Michael Clarke accepts role in axeing Ponting
Michael Clarke is confident his role on the selection panel that dropped Ricky Ponting from the ODI side will not lead to tension between Ponting and himself.
Clarke is a member of the five-man group headed by John Inverarity that ended Ponting's one-day international career earlier this week after deciding they needed to plan for the limited-overs team's future.
However, Clarke and Ponting will have to work closely together as the No. 4 and 5 batsmen during the Test tour of the West Indies in April after Ponting confirmed he wanted to play on in the longer format. Clarke did not shy away from his role on the panel and said Ponting, who had made five single-figure ODI scores in succession, understood that the decision was not personal.
"I'm 100% part of the selection panel," Clarke said. "That's part now of the captain's job. We've made this decision as a panel. It is tough not having the great Ricky Ponting out there playing for us but that's the decision we've made. Obviously the 2015 World Cup is something we've spoken about as a panel. I'm 100% a part of that.
"Ricky was captain of the team for a long time and although he wasn't a selector he played a big part in selecting the XI players that took the field. I remember getting dropped after the Test match in the West Indies and Punter was the one who came and told me I hadn't been selected. He knows it's certainly not personal. I'm very confident our friendship is a lot stronger than that."
Australia will play their first match in the post-Ponting ODI era against Sri Lanka in Hobart on Friday. That Tasmania is Ponting's home state has been cause for some debate over whether he should have been given a farewell match - the Sri Lanka captain Mahela Jaywardene said there was usually scope for farewell games in his country - but Clarke said there was no reason to think Ponting had played his last match for Australia on home soil.
"He's going to play a lot more Test cricket I hope," he said. "So there's going to be plenty of time for Ricky to play international cricket for Australia."

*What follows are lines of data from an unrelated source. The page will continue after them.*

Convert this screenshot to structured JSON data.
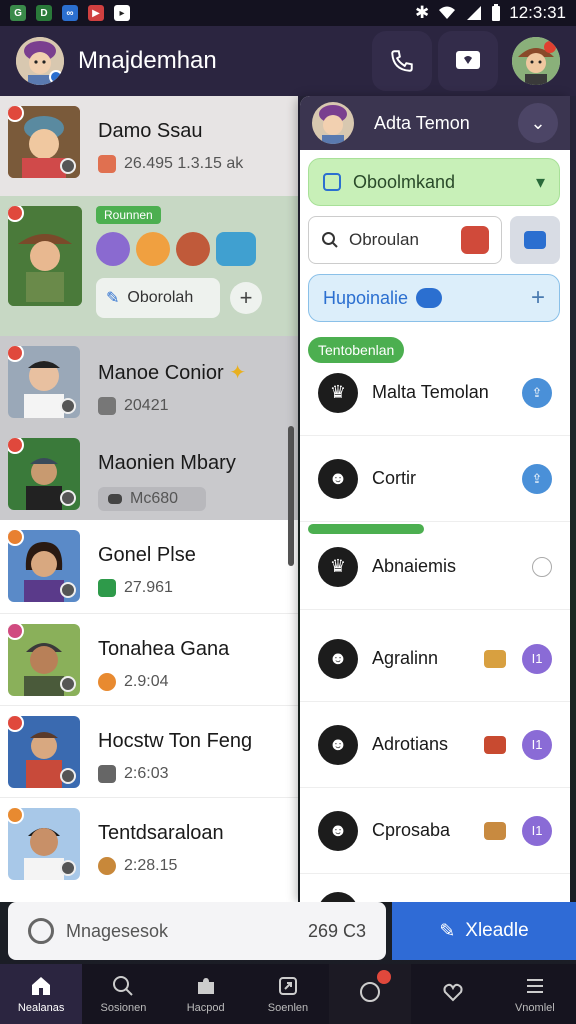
{
  "status_bar": {
    "time": "12:3:31"
  },
  "header": {
    "title": "Mnajdemhan"
  },
  "chats": [
    {
      "name": "Damo Ssau",
      "meta": "26.495  1.3.15 ak"
    },
    {
      "tag": "Rounnen",
      "chip": "Oborolah"
    },
    {
      "name": "Manoe Conior",
      "meta": "20421"
    },
    {
      "name": "Maonien Mbary",
      "meta": "Mc680"
    },
    {
      "name": "Gonel Plse",
      "meta": "27.961"
    },
    {
      "name": "Tonahea Gana",
      "meta": "2.9:04"
    },
    {
      "name": "Hocstw Ton Feng",
      "meta": "2:6:03"
    },
    {
      "name": "Tentdsaraloan",
      "meta": "2:28.15"
    }
  ],
  "panel": {
    "title": "Adta Temon",
    "dropdown": "Oboolmkand",
    "search_value": "Obroulan",
    "upload": "Hupoinalie",
    "section1": "Tentobenlan",
    "section2": "",
    "contacts": [
      {
        "name": "Malta Temolan"
      },
      {
        "name": "Cortir"
      },
      {
        "name": "Abnaiemis"
      },
      {
        "name": "Agralinn",
        "badge": "I1"
      },
      {
        "name": "Adrotians",
        "badge": "I1"
      },
      {
        "name": "Cprosaba",
        "badge": "I1"
      }
    ]
  },
  "bottom": {
    "search_label": "Mnagesesok",
    "search_value": "269 C3",
    "action_label": "Xleadle"
  },
  "nav": [
    {
      "label": "Nealanas"
    },
    {
      "label": "Sosionen"
    },
    {
      "label": "Hacpod"
    },
    {
      "label": "Soenlen"
    },
    {
      "label": ""
    },
    {
      "label": ""
    },
    {
      "label": "Vnomlel"
    }
  ],
  "colors": {
    "header": "#2b2540",
    "accent_blue": "#2f6bd6",
    "green": "#4caf50",
    "purple": "#8a6bd6"
  }
}
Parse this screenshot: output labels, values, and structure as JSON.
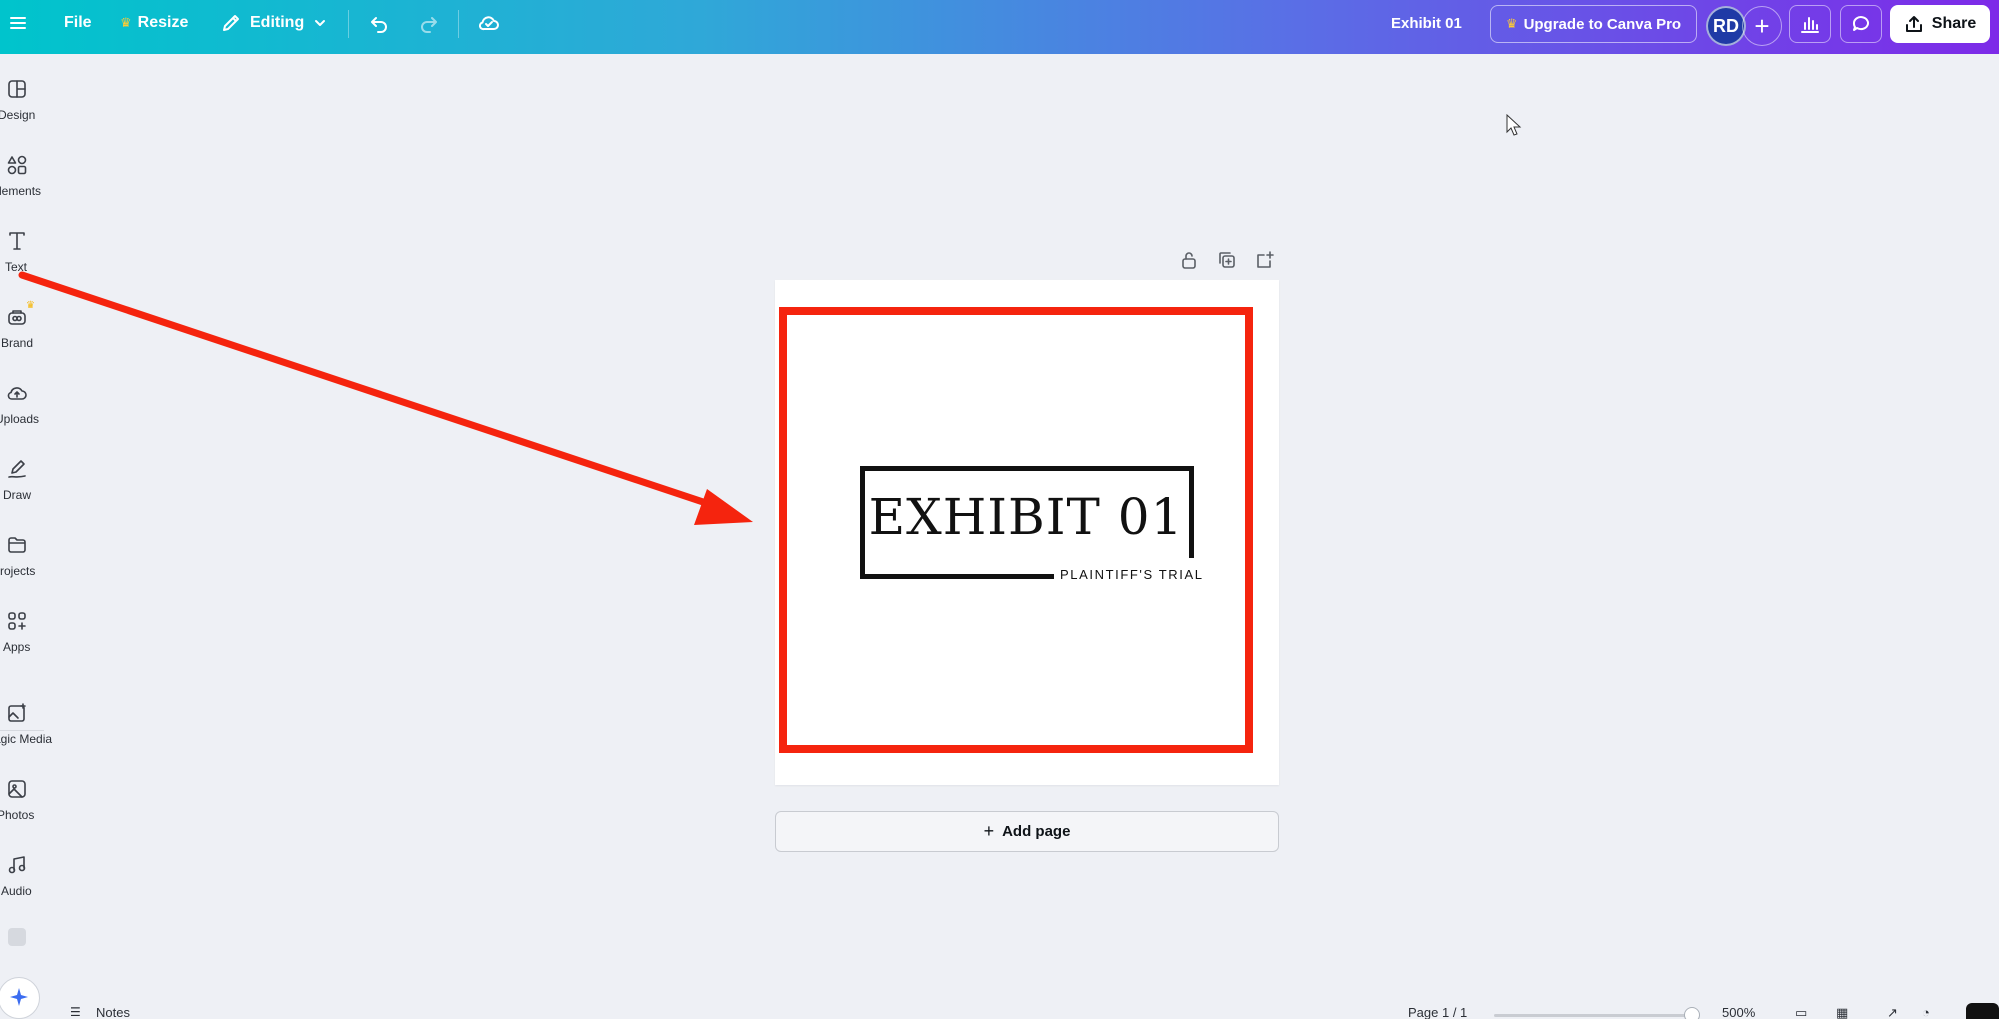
{
  "topbar": {
    "file_label": "File",
    "resize_label": "Resize",
    "editing_label": "Editing",
    "doc_title": "Exhibit 01",
    "upgrade_label": "Upgrade to Canva Pro",
    "avatar_initials": "RD",
    "share_label": "Share"
  },
  "sidebar": {
    "items": [
      {
        "label": "Design",
        "icon": "design-icon"
      },
      {
        "label": "Elements",
        "icon": "elements-icon"
      },
      {
        "label": "Text",
        "icon": "text-icon"
      },
      {
        "label": "Brand",
        "icon": "brand-icon"
      },
      {
        "label": "Uploads",
        "icon": "uploads-icon"
      },
      {
        "label": "Draw",
        "icon": "draw-icon"
      },
      {
        "label": "Projects",
        "icon": "projects-icon"
      },
      {
        "label": "Apps",
        "icon": "apps-icon"
      },
      {
        "label": "Magic Media",
        "icon": "magic-media-icon"
      },
      {
        "label": "Photos",
        "icon": "photos-icon"
      },
      {
        "label": "Audio",
        "icon": "audio-icon"
      }
    ]
  },
  "canvas": {
    "logo_title": "EXHIBIT 01",
    "logo_subtitle": "PLAINTIFF'S TRIAL",
    "add_page_label": "Add page"
  },
  "bottombar": {
    "notes_label": "Notes",
    "page_indicator": "Page 1 / 1",
    "zoom_level": "500%"
  },
  "colors": {
    "annotation_red": "#f5240e",
    "topbar_start": "#00c4cc",
    "topbar_end": "#7d2ae8"
  }
}
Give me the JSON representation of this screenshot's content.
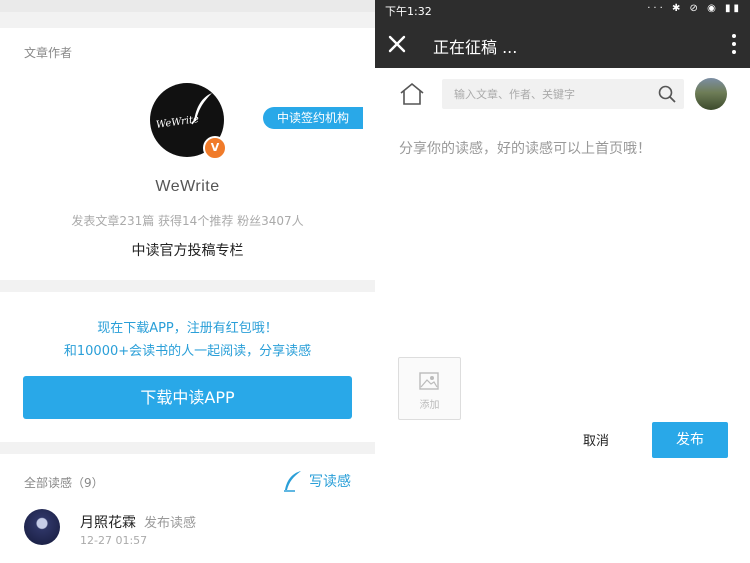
{
  "left": {
    "author": {
      "section_label": "文章作者",
      "avatar_text": "WeWrite",
      "badge": "V",
      "tag": "中读签约机构",
      "name": "WeWrite",
      "stats": "发表文章231篇 获得14个推荐 粉丝3407人",
      "column": "中读官方投稿专栏"
    },
    "promo": {
      "line1": "现在下载APP，注册有红包哦！",
      "line2": "和10000+会读书的人一起阅读，分享读感",
      "download_button": "下载中读APP"
    },
    "reviews": {
      "label": "全部读感（9）",
      "write_label": "写读感",
      "items": [
        {
          "user": "月照花霖",
          "action": "发布读感",
          "time": "12-27 01:57"
        }
      ]
    }
  },
  "right": {
    "status_bar": {
      "time": "下午1:32",
      "icons": "··· ✱ ⊘ ◉ ▮▮"
    },
    "app_bar": {
      "title": "正在征稿 ..."
    },
    "search": {
      "placeholder": "输入文章、作者、关键字"
    },
    "editor": {
      "placeholder": "分享你的读感，好的读感可以上首页哦！"
    },
    "add_image": {
      "label": "添加"
    },
    "actions": {
      "cancel": "取消",
      "publish": "发布"
    }
  },
  "icons": [
    "close-icon",
    "more-icon",
    "home-icon",
    "search-icon",
    "image-icon",
    "feather-icon"
  ],
  "colors": {
    "accent": "#29a8e8",
    "app_bar": "#2d2d2d",
    "badge": "#f07b2a"
  }
}
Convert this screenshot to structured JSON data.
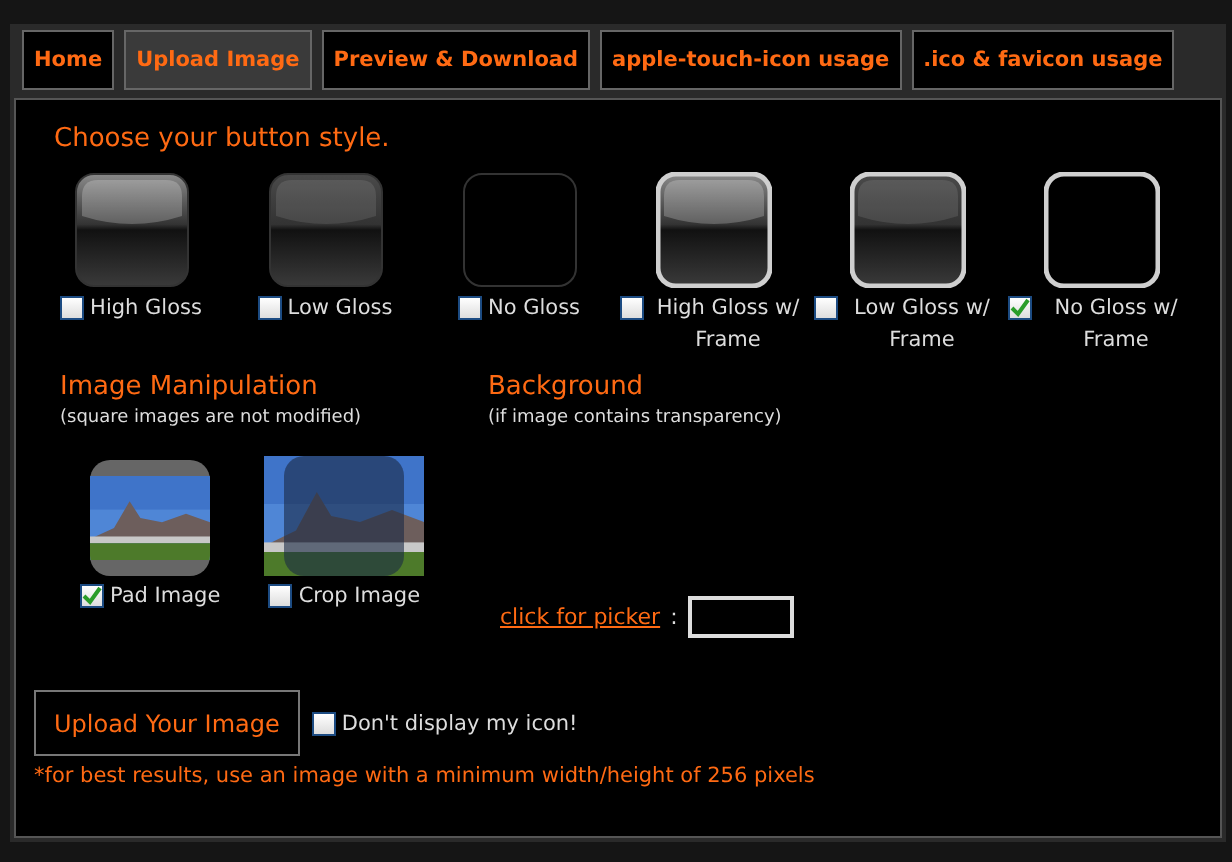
{
  "tabs": [
    {
      "label": "Home",
      "selected": false
    },
    {
      "label": "Upload Image",
      "selected": true
    },
    {
      "label": "Preview & Download",
      "selected": false
    },
    {
      "label": "apple-touch-icon usage",
      "selected": false
    },
    {
      "label": ".ico & favicon usage",
      "selected": false
    }
  ],
  "button_style": {
    "heading": "Choose your button style.",
    "options": [
      {
        "label": "High Gloss",
        "kind": "high",
        "framed": false,
        "checked": false
      },
      {
        "label": "Low Gloss",
        "kind": "low",
        "framed": false,
        "checked": false
      },
      {
        "label": "No Gloss",
        "kind": "none",
        "framed": false,
        "checked": false
      },
      {
        "label": "High Gloss w/ Frame",
        "kind": "high",
        "framed": true,
        "checked": false
      },
      {
        "label": "Low Gloss w/ Frame",
        "kind": "low",
        "framed": true,
        "checked": false
      },
      {
        "label": "No Gloss w/ Frame",
        "kind": "none",
        "framed": true,
        "checked": true
      }
    ]
  },
  "image_manipulation": {
    "heading": "Image Manipulation",
    "note": "(square images are not modified)",
    "options": [
      {
        "label": "Pad Image",
        "kind": "pad",
        "checked": true
      },
      {
        "label": "Crop Image",
        "kind": "crop",
        "checked": false
      }
    ]
  },
  "background": {
    "heading": "Background",
    "note": "(if image contains transparency)",
    "link": "click for picker",
    "separator": ":"
  },
  "upload_button": "Upload Your Image",
  "hide_icon": {
    "label": "Don't display my icon!",
    "checked": false
  },
  "footnote": "*for best results, use an image with a minimum width/height of 256 pixels"
}
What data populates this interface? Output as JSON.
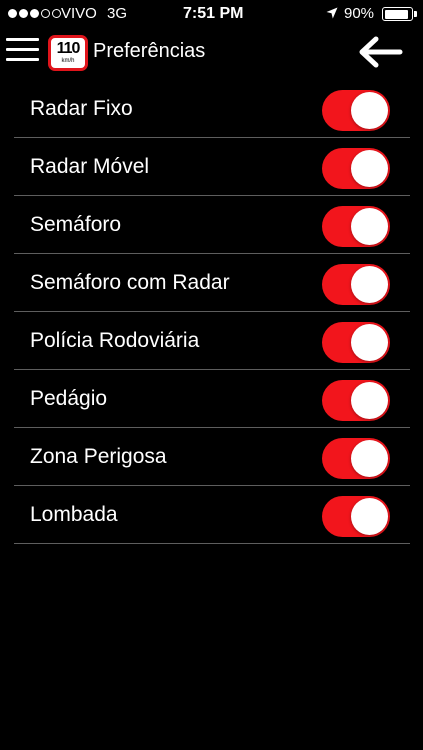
{
  "status_bar": {
    "signal_dots": [
      true,
      true,
      true,
      false,
      false
    ],
    "carrier": "VIVO",
    "network": "3G",
    "time": "7:51 PM",
    "location_icon": "location-arrow-icon",
    "battery_percent": "90%",
    "battery_level": 0.9
  },
  "nav": {
    "title": "Preferências",
    "logo": {
      "speed": "110",
      "unit": "km/h"
    },
    "menu_icon": "hamburger-menu-icon",
    "back_icon": "back-arrow-icon"
  },
  "colors": {
    "background": "#000000",
    "toggle_on": "#f2151c",
    "logo_border": "#e0141b",
    "separator": "#5e5e5e"
  },
  "settings": [
    {
      "label": "Radar Fixo",
      "enabled": true
    },
    {
      "label": "Radar Móvel",
      "enabled": true
    },
    {
      "label": "Semáforo",
      "enabled": true
    },
    {
      "label": "Semáforo com Radar",
      "enabled": true
    },
    {
      "label": "Polícia Rodoviária",
      "enabled": true
    },
    {
      "label": "Pedágio",
      "enabled": true
    },
    {
      "label": "Zona Perigosa",
      "enabled": true
    },
    {
      "label": "Lombada",
      "enabled": true
    }
  ]
}
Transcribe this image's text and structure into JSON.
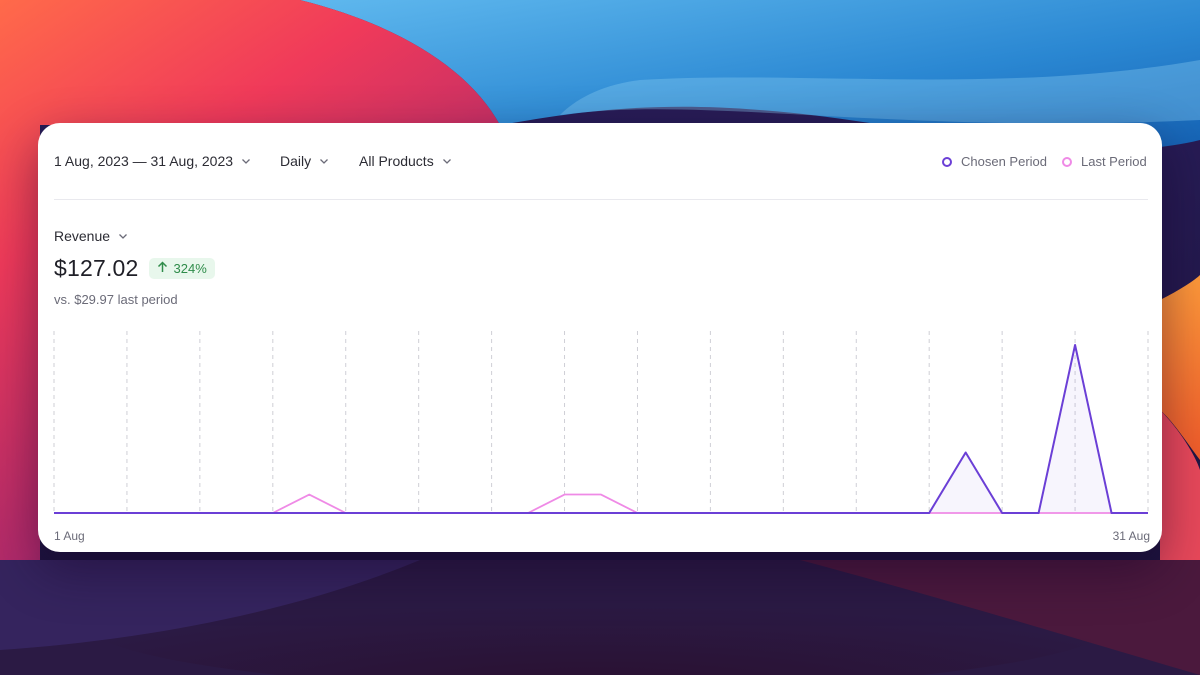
{
  "toolbar": {
    "date_range": "1 Aug, 2023 — 31 Aug, 2023",
    "interval": "Daily",
    "product_filter": "All Products"
  },
  "legend": [
    {
      "label": "Chosen Period",
      "color": "#6b3fd6"
    },
    {
      "label": "Last Period",
      "color": "#ef8ae6"
    }
  ],
  "metric": {
    "name": "Revenue",
    "value": "$127.02",
    "change": "324%",
    "change_direction": "up",
    "comparison": "vs. $29.97 last period"
  },
  "colors": {
    "chosen": "#6b3fd6",
    "last": "#ef8ae6",
    "badge_bg": "#e8f7ec",
    "badge_text": "#2f8c4a"
  },
  "chart_data": {
    "type": "area",
    "x_start_label": "1 Aug",
    "x_end_label": "31 Aug",
    "grid": "vertical-dashed",
    "series": [
      {
        "name": "Chosen Period",
        "values": [
          0,
          0,
          0,
          0,
          0,
          0,
          0,
          0,
          0,
          0,
          0,
          0,
          0,
          0,
          0,
          0,
          0,
          0,
          0,
          0,
          0,
          0,
          0,
          0,
          0,
          0.36,
          0,
          0,
          1,
          0,
          0
        ]
      },
      {
        "name": "Last Period",
        "values": [
          0,
          0,
          0,
          0,
          0,
          0,
          0,
          0.11,
          0,
          0,
          0,
          0,
          0,
          0,
          0.11,
          0.11,
          0,
          0,
          0,
          0,
          0,
          0,
          0,
          0,
          0,
          0,
          0,
          0,
          0,
          0,
          0
        ]
      }
    ]
  }
}
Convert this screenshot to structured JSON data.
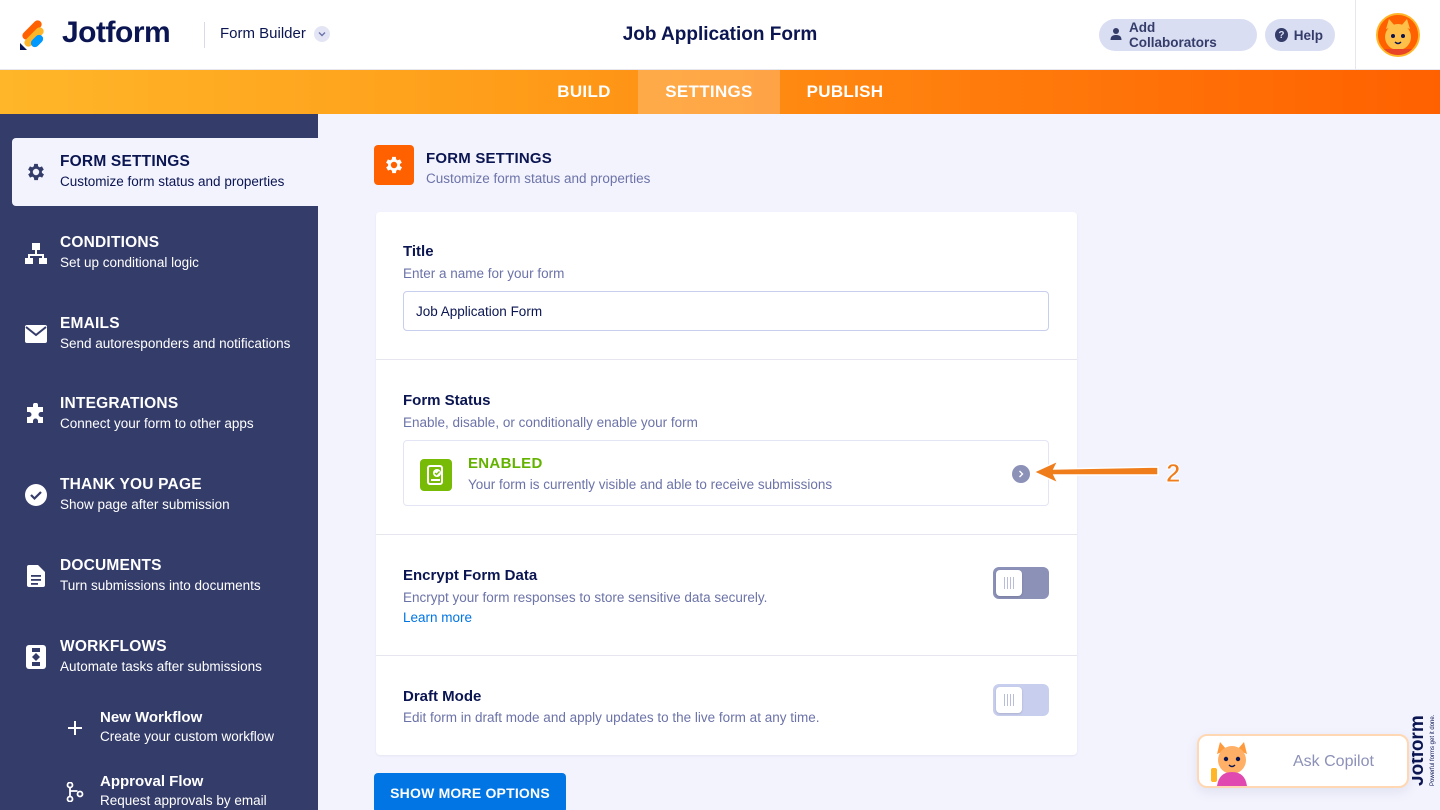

Although Clarke has played 38 one-day internationals without Ponting in the side the feeling will different this time, knowing that his absence is permanent in this format. Not only is Ponting Australia's most-capped and highest-scoring ODI player, he has offered much in the way of off-field support, both as a sounding board for the new captain Clarke and as a mentor for younger players.
Ponting even took on the captaincy in his final two matches when Clarke was injured, while many former leaders might have been reluctant to return to the job in similar circumstances. Clarke said it was odd to think of an Australian one-day dressing room without Ponting after his 17-year career in the format.
"It certainly is [strange]," he said. "He's certainly going to be missed. I've been great friends with Punter for a long time and that certainly won't change. But I've also played a lot of one-day cricket with him and it's going to feel really weird looking around the field and not seeing him there.
"I'll miss his guidance out on the field, his guidance off the field, his friendship, his experience around the group, his knowledge of this game. They're things that no matter much talent you have as a young player, the experience and knowledge of the game you need to learn."
Ponting's departure will also force a reworking of Australia's top order. The nature of the line-up will depend on whether Shane Watson is named to play in his first match back from injury, but it could be that Watson and David Warner open with Michael Clarke at No.3 and Matthew Wade slides down the order.